Although it's only expressed subtly here, I see something that I've read in many other places regarding a clash between secular reporters or politicians and religious believers: annoyance from the religious believers at others' ignorance, curiosity, and questions about one's religion. But why are they annoyed or disturbed? They are acting like their religion is such a natural and basic thing that everyone should know about it, have a basic understanding of it, and of course have a generally positive attitude towards it. Under no circumstances should anyone treat the beliefs of any Christian denomination as weird, irrational, or an object of curiosity.

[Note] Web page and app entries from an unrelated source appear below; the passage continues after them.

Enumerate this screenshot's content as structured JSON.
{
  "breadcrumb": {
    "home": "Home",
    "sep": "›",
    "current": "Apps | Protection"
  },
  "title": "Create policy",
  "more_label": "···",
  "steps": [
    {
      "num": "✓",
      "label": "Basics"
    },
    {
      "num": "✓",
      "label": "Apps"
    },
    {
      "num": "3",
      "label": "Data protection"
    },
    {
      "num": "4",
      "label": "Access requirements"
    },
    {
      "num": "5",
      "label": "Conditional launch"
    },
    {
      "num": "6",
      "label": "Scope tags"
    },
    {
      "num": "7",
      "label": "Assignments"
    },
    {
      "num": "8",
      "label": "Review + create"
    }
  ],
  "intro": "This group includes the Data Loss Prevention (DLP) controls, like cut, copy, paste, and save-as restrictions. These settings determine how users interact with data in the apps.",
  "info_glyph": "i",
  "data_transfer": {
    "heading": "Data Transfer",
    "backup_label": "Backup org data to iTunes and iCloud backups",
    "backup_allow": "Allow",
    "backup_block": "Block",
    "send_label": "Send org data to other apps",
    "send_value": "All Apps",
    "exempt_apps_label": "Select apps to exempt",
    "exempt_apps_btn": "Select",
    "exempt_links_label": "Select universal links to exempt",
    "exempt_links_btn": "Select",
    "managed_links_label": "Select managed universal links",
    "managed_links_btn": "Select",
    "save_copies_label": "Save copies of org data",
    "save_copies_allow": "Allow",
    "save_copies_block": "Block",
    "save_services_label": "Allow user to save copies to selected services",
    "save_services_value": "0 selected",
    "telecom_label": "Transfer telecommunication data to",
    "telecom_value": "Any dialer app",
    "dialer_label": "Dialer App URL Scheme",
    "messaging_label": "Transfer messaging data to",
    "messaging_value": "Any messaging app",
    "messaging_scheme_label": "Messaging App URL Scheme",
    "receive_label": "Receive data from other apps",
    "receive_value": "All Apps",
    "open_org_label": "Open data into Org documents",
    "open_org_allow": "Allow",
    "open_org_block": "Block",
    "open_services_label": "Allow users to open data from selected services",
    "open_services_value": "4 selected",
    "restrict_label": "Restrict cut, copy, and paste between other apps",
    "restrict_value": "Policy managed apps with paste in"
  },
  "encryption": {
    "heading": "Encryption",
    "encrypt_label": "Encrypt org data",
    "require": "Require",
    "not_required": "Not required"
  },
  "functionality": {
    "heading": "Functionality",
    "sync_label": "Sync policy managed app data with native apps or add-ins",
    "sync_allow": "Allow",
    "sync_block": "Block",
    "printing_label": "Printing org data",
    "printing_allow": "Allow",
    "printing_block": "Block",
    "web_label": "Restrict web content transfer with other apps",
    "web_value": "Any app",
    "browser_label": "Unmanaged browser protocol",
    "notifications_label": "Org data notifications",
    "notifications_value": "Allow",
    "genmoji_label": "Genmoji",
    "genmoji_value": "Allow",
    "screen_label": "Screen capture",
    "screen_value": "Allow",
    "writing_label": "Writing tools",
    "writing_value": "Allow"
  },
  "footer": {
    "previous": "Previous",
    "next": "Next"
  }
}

If you think back to the nature of privilege generally and religious privilege in particular, though, you'll notice that this is an excellent example of religious privilege at work. Christianity is singled out as some sort of natural or expected background system which everyone should be well versed in, even if they aren't a part of it, and which no one should treat as the least bit foreign — or, to be more specific, outside the norm. Christianity is supposed to be what defines "the norm," which means that it is never questioned or treated in such a "disrespectful" way; every other belief system, cult, and religion, though, can be treated that way because they clearly are outside the cultural, social, and political norms.
This, in turn, seems to be used as a justification of bringing more religion into politics and especially the Democratic Party. Did you ever wonder why so many Democrats have been pushing this despite the unambiguous fact that the numbers of non-theists and people with no particular religious belief are larger than many religious groups, that they are the fastest growing groups in America, and even many conservative religious believers think there is too much religion in politics today? It's a bizarre contradiction, with Democratic leaders apparently working against their own long-term self-interests (in such circumstances, a more explicitly secular party should have the advantage).
If, however, we see these leaders as fighting against a loss of religious privilege generally and Christian Privilege in particular, the contradiction becomes easier to understand — and perhaps even disappears. After all, if they see the same numbers we are seeing, then they are also seeing the writing on the wall: their religious beliefs will play less and less of a role in defining cultural, political, and social norms in America. Over time, they won't be able to just assume that everyone around them understands their theological language or sympathizes with their faith-based approach to life. If this frightens a person, then pushing to include more explicit religion in politics won't appear to be a contradiction; instead, it will appear to be a necessary step in fighting the growing secularization of America.
Leah Daughtry doesn't seem to like "intellectuals" and "egghead types" question, challenge, or just don't "get" her religion. Perhaps she is more comfortable around people with similar religious beliefs and who take supernatural ideas and superstition for granted. I can understand if she's worried about a loss of privileges for her beliefs, especially given how important her beliefs are to her, to her sense of identity, and to her understanding of where she comes from (remember, she's not just a minister but a fifth generation minister). In an increasingly diverse and secular America, though, those privileges simply cannot be maintained in the long term. She'd be better off simply accepting the idea that people like gays and atheists will and should have an equal role next to her.